My view is that the better and simpler option is reform of the official systems; these are better understood and preferred by most people as long as they work tolerably well, as is demonstrated by the decline of alternatives when the crises which encouraged them subsided.

It is true that the political problems of overcoming the bankers’ power are immense, but the potential of alternative media, notably the internet, give hope of developing popular pressure enough to achieve this. The number of sites advocating reform (including my own) is growing fast, as is the number of viewers of them. (The problem of achieving Tom’s aim of getting legal tender laws abolished is no less severe.)

I have one serious problem with his thesis:
He accepts ‘that the debts of central government will never be repaid’, without questioning the reality of these ‘debts’. He views all money as necessarily existing in the form of repayable ‘credit’. This is necessarily so in LETSystems and similar ‘complementary’ currencies, and the systems he advocates for the future, but was never so with commodity money, and need not be so with fiat money issued by governments. National money can and should be simply a continuously circulating medium of exchange.

Tom writes that ‘ There should be no monopoly of credit, no central authority with exclusive power to issue money, and no forced circulation of any currency.’ Though he devotes a section on ‘A Confusion of Language’, noting the anachronisms of such words as deposit, reserve, redemption, and credit, he fails to distinguish clearly between ‘credit’ and ‘money’ – something which is a common cause of confusion of thought on the subject: the bank-created money in circulation is commonly called ‘credit’ (Tom refers to it alternatively as ‘credit money’), though it actually performs simply as money, leaving the borrower with the outstanding, interest-bearing debt.

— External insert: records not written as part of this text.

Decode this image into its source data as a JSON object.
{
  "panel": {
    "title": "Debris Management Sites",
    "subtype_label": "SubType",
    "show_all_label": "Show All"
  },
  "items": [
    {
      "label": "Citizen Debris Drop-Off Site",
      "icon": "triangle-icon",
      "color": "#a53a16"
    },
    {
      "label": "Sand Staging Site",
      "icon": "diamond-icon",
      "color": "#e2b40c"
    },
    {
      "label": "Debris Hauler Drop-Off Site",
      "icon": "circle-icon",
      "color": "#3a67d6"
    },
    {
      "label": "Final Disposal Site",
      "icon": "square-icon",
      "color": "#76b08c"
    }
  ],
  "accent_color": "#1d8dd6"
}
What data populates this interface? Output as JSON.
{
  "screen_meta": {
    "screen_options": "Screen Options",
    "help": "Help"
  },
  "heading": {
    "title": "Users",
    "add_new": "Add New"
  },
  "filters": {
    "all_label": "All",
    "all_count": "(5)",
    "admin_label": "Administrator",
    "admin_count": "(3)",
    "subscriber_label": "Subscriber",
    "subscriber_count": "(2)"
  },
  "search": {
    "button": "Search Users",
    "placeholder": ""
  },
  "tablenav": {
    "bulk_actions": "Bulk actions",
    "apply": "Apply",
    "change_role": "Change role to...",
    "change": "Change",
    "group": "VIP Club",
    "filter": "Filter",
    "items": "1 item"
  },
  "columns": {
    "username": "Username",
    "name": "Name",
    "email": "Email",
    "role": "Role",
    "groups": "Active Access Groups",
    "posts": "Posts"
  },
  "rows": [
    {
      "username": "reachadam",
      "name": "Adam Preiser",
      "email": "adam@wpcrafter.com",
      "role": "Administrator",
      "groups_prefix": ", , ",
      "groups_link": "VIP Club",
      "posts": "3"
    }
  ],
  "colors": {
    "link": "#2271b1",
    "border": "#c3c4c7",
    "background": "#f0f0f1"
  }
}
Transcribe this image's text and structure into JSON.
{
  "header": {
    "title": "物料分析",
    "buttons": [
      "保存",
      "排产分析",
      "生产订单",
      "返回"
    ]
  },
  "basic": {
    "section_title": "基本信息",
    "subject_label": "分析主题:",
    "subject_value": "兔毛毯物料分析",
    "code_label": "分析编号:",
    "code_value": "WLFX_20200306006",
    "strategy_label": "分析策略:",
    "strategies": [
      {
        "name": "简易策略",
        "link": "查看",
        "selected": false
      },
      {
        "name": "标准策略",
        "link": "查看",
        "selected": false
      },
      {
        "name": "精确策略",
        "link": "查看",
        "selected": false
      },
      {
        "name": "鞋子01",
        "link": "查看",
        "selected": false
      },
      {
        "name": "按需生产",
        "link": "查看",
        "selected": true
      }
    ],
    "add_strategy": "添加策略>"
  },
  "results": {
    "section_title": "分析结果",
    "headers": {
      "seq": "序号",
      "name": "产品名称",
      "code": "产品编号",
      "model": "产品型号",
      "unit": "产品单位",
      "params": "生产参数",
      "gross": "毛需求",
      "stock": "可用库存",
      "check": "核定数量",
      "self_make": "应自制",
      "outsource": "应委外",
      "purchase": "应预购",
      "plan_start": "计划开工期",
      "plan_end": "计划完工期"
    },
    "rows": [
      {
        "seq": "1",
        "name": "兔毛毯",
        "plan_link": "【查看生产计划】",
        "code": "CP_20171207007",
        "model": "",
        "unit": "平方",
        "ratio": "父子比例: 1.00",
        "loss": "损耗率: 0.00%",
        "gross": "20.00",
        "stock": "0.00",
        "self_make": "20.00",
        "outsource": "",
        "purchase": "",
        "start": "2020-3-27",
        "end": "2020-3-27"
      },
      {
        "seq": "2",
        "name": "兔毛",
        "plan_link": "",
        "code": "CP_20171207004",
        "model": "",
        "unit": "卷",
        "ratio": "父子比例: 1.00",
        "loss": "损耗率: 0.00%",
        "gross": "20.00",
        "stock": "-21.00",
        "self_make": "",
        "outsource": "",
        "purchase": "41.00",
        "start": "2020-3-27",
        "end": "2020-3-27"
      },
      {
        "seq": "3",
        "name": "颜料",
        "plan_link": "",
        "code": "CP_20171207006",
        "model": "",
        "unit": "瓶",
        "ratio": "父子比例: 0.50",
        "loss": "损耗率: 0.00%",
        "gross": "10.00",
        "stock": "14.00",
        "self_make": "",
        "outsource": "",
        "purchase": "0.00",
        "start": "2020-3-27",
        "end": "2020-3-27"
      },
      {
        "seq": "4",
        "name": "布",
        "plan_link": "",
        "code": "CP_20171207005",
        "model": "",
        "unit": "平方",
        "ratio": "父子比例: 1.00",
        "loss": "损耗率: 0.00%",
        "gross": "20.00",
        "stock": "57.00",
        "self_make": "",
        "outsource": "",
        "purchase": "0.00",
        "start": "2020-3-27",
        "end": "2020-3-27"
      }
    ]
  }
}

Precious metal and other commodity currencies created and spent into circulation by governments continue to circulate as a medium of exchange (i.e. money), without having a debt created to chase them for repayment. The problem with them is that the quantity available is not easily matched to society’s needs. This was eased by the introduction banknotes redeemable in them, but while they remained not ‘legal tender’, problems remained, which Tom describes. However, he sees the demand that government should create and spend the money into circulation as a failure “to recognize the insidious nature of elite power’, correctly recognizing that the present monopolization of credit (money)is a fundamental cause of our severe problems, but failing to recognize that that power, of the private banking system, stems from its ownership of the debt-repayment obligations, and the interest burden it imposes on the rest of society, including the governments. Money created and spent by the State gives the initial benefit of its issue to society, and since there is no debt-repayment obligation, no power over its use in circulation.

Thus his conclusion, that ‘the time has come for the separation of money and state to be accomplished’, and so for legal tender laws to be rescinded, I believe to be mistaken. The issue and, when needed, withdrawal from circulation of the official national money should be in the hands of a State body, responsible for maintaining the optimum total value of money in circulation, but independent of the Government, just as is the judiciary – and as is proposed by James Robertson and the American Monetary Institute, among others. The money created should be granted to the government to be spent into circulation for the benefit of society; and this system would remove the power of the banks over the governments, freeing them to act in the interests of the people who elect them. There is then no reason to outlaw alternative currencies, to operate alongside the official ones, though in my view, given an official currency reformed as above, there would be little demand for them.

Brian Leslie

(See also James Robertson’s review in the last issue of ‘SustEc’.)